Moontoast’s platform will allow UMG musical groups under its various labels (Interscope, Def Jam, UMG Nashville) to generate money from the often large followings they have on social media platforms like Facebook and Twitter.
The platform primarily does this by letting its clients embed a “distributed store” into a social network status update or third-party website (Walmart, Target, or an affiliate blog) as well as through interactive games. The stores, which are tracked in real time with Moontoast’s analytics, let people buy something (digital downloads, albums, t-shirts, etc.) directly, without shooting them to an outside payment page. In this case, music artists can then look at comprehensive reports to find out what’s selling well and how to sell more. By the same token, music groups will also be able to see what their fans don’t like so they can stop annoying them with stuff they don’t want.
Moontoast previously worked with a number of smaller labels under UMG (Def Jam, Big Machine), which produced about 10 Moontoast campaigns per year.The new deal will allow the music company to run upwards of 100 per year. It also means UMG will be able to generate more money on music and merchandise sales.
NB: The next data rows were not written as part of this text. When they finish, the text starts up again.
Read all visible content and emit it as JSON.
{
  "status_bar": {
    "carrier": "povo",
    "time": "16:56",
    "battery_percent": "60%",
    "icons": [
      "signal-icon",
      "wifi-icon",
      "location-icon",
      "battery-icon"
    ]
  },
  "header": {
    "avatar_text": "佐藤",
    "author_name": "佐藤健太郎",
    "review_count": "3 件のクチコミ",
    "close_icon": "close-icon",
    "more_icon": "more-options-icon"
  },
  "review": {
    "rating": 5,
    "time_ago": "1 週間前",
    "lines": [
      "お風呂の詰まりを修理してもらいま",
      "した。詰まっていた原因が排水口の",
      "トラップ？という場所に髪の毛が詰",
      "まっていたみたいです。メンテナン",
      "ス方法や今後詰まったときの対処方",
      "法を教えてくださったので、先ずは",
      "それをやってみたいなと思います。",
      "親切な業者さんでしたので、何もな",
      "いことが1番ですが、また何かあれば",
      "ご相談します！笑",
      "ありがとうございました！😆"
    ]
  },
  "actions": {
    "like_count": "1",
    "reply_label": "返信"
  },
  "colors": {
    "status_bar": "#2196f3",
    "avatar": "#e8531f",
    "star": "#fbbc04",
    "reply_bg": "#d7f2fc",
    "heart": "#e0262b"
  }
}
“All of UMG’s labels will have their own Moontoast accounts, which will let them launch direct-to-consumer campaigns for each of their artists,” said Moontoast co-founder and CTO Marcus Whitney in an interview with VentureBeat. “What that means is these artists don’t have to mess with the middleman when they want to promote their stuff to fans. They can just go to them directly, using all the channels that they prefer to use on a daily basis (like Facebook and Twitter).”
Whitney said Moontoast’s social commerce platform is filling a hole in the market for people to generate revenue from their fans before they hit traditional digital stores, like iTunes or Amazon. “Those stores definitely still have their place, but we’re able to move faster to get the sales that no one else is getting right now,” he said, adding that a Moontoast campaign can be set up in a matter of hours rather than days.
Founded in 2008, the Boston, Mass.-based startup has previously raised at total of $9 million in funding to date. Moontoast, whose other clients include Procter & Gamble, Time Inc., and Simon & Schuster, faces competition from TopSpin, 8thBridge, and others.
Music photo via watcharakun/Shutterstock